- Robert of Torigni
- Roger of Hoveden
- Ralph of Diceto
- Duvernoy, Jean, editor (1976), Guillaume de Puylaurens, Chronique 1145–1275: Chronica magistri Guillelmi de Podio Laurentii, Paris: CNRS, ISBN 2-910352-06-4
|given=has generic name (help)
- Abulafia 2004
- The Later Crusades, 1189–1311, Volume 2, ed. Kenneth M. Setton, Robert Lee Wolff, Harry W. Hazard, (The University of Wisconsin Press, 1969), 841.
- Huscroft, Richard. The Growth of An Empire, Chapter 6 "The Princess's Tale".
- W. L. Warren, Henry II, (University of California Press, 1977), 143.
- Louise J. Wilkinson, Eleanor de Montfort: A Rebel Countess in Medieval England, (Continuum International Publishing Group, 2012), 27.
- The Norman Kingdom of Sicily and the Crusades, Helene Wieruszowski, The Later Crusades, 1189–1311, Vol. 2, 41.
- Abulafia, D. S. H (2004). "Joanna , countess of Toulouse (1165–1199)". Oxford Dictionary of National Biography (online ed.). Oxford University Press. doi:10.1093/ref:odnb/14818. (Subscription or UK public library membership required.)
- Owen, D.D.R. (1984). Eleanor of Aquitaine: Queen and Legend. Cooper Square Press. ISBN 0-631-20101-7.
- Payne, Robert (1996). The Dream and the Tomb: A History of the Crusades. Wiley-Blackwell. ISBN 0-8154-1086-7.
- "Eleanor of Aquitaine: Lord and Lady" (2008). Bonnie Wheeler and John Carmi Parsons (eds.). Palgrave Macmillan. ISBN 0-230-60236-3.
- Alio, Jacqueline (2018). Queens of Sicily 1061–1266. Trinacria.
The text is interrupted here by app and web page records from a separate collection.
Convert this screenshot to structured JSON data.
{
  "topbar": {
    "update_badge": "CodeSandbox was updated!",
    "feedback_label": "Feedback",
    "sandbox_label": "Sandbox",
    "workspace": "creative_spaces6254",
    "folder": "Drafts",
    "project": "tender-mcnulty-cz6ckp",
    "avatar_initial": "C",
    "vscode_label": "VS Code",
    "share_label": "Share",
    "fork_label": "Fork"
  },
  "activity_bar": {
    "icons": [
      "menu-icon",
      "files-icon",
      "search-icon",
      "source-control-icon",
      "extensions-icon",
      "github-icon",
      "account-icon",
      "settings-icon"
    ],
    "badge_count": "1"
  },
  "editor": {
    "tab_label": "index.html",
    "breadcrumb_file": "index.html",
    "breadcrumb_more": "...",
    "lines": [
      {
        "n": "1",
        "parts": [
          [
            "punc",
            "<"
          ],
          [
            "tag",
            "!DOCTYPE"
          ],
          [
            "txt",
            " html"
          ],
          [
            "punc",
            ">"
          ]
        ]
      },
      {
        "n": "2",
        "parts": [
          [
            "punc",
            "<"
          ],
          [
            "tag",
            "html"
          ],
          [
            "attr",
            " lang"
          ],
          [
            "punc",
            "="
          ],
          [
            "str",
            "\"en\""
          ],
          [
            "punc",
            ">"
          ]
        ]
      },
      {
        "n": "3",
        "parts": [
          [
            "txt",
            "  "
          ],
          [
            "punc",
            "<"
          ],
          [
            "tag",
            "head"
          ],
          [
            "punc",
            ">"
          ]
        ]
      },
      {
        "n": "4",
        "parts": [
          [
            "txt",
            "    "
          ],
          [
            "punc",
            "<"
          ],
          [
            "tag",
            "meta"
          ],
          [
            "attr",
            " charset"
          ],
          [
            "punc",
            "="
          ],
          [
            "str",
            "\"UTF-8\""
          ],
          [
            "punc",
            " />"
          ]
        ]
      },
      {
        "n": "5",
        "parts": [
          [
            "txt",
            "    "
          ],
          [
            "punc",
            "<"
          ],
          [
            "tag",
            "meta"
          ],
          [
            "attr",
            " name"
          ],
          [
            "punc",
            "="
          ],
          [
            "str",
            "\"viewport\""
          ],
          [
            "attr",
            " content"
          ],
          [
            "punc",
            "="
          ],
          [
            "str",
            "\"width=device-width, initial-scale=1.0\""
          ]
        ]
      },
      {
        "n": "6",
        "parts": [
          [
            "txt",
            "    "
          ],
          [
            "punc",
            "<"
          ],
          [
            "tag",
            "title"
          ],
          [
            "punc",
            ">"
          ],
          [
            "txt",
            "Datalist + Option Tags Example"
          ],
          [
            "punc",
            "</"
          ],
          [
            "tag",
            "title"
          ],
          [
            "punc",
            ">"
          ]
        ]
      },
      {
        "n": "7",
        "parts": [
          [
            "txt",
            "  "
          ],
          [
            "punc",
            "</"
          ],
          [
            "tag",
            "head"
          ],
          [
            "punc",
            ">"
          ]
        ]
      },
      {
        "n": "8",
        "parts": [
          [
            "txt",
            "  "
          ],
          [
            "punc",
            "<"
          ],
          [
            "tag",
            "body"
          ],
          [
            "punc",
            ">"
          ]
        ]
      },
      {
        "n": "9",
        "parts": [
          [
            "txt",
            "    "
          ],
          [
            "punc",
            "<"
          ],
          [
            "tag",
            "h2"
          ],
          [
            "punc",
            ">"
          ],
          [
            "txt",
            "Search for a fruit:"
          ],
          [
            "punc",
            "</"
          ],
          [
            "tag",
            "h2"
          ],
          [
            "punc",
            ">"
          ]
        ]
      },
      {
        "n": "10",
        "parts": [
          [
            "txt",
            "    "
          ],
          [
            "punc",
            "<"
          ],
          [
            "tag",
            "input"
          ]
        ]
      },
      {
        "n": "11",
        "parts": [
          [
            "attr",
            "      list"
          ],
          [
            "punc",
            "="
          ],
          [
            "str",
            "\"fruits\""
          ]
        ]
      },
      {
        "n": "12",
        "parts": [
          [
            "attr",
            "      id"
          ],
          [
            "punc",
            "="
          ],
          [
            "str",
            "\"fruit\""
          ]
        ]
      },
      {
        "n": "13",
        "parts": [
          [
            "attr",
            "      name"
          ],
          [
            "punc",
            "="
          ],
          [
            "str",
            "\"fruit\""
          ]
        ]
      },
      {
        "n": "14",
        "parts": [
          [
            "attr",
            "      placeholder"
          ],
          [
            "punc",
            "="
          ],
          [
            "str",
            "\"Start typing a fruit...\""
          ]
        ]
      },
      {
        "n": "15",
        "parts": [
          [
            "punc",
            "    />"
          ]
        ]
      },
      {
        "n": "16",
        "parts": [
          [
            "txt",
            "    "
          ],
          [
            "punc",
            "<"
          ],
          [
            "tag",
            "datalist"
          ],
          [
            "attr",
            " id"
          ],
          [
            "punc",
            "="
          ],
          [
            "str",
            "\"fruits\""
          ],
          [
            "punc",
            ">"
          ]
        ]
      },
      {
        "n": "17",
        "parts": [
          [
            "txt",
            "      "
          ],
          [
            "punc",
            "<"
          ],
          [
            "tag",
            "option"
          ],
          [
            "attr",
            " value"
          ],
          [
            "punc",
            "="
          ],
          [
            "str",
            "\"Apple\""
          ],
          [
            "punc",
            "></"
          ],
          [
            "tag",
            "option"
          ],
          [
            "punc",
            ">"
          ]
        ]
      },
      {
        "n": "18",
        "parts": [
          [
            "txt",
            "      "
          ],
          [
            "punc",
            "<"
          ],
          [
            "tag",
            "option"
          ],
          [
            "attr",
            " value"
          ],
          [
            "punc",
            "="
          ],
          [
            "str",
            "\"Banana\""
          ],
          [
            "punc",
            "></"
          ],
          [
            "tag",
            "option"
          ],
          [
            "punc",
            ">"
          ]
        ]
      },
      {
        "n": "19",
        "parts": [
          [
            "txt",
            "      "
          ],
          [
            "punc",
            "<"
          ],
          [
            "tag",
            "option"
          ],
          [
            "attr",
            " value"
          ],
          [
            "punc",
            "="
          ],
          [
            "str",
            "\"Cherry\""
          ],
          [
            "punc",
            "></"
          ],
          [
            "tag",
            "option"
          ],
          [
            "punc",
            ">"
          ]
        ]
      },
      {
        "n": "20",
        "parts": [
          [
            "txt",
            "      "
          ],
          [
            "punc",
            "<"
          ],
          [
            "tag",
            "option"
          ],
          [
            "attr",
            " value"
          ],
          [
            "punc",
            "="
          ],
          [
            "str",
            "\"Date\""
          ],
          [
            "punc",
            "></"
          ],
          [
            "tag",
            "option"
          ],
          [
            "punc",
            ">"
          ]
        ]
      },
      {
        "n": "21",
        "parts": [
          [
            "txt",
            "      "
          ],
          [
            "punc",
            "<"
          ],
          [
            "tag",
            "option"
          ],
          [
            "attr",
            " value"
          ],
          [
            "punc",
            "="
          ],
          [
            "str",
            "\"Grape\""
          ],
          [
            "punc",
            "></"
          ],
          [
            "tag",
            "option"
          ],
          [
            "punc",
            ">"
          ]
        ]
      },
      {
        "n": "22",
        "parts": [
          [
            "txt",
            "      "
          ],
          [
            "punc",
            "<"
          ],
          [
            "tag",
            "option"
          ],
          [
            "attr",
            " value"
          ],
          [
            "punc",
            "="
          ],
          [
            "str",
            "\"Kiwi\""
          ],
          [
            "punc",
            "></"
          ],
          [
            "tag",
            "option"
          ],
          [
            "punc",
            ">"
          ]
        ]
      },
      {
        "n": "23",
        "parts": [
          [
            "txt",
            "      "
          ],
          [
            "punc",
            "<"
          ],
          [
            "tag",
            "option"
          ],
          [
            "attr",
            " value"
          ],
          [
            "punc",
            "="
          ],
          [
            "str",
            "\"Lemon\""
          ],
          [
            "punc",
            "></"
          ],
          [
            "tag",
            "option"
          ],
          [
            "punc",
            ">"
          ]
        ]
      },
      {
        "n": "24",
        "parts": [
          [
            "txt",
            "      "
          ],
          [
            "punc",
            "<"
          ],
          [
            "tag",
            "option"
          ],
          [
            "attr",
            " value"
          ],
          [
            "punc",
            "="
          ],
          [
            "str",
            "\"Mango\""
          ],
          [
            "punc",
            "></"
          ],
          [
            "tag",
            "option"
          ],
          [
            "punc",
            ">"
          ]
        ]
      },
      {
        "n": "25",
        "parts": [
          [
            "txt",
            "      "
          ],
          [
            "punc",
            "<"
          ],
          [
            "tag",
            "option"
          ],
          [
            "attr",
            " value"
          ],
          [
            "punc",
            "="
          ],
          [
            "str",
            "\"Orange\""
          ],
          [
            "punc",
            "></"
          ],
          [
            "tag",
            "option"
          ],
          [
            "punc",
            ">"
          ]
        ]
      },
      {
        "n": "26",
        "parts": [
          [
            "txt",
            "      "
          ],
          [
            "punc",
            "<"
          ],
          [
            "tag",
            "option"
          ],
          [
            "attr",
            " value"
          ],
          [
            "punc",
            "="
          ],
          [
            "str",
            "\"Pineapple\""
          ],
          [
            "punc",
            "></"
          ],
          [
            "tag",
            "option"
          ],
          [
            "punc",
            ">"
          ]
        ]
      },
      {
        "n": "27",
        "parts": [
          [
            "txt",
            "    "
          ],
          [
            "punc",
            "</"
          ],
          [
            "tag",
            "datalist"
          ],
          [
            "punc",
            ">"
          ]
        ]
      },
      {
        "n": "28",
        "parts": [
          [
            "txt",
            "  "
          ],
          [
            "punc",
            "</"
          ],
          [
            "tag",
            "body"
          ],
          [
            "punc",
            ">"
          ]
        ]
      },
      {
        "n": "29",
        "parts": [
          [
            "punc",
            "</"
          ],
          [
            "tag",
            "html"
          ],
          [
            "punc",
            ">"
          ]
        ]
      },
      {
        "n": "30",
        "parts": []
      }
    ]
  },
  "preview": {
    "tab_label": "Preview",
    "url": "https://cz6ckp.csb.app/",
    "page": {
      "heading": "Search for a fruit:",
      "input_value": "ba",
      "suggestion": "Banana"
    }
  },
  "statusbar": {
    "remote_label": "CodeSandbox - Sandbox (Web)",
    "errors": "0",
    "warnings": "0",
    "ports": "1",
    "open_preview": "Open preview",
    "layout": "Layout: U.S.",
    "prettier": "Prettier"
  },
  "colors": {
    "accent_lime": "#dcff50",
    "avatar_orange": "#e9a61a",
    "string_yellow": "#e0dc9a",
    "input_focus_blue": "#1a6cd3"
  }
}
ISBN 978-1-943-63914-4.
- Bowie, Colette (2014). The Daughters of Henry II and Eleanor of Aquitaine. Brepols. ISBN 978-2-503-54971-2.
- Bowie, Colette (2013). "Shifting Patterns in Angevin Marriage Policies: The Political Motivations for Joanna Plantagenet's Marriages to William II of Sicily and Raymond VI of Toulouse". In Aurell, Martin (ed.). Les stratégies matrimoniales (IXe-XIIIe siècle). Histoires de famille. La parenté au Moyen Age. Vol. 14. Brepols. pp. 155–167. doi:10.1484/M.HIFA-EB.5.101234. ISBN 978-2-503-54923-1.
- Bowie, Colette (2013). "To Have and Have Not: The Dower of Joanna Plantagenet, Queen of Sicily (1177–1189)". In Woodacre, Elena (ed.). Queenship in the Mediterranean: Negotiating the Role of the Queen in the Medieval and Early Modern Eras. Palgrave Macmillan. pp. 27–50. doi:10.1057/9781137362834_3. ISBN 978-1-349-47278-9.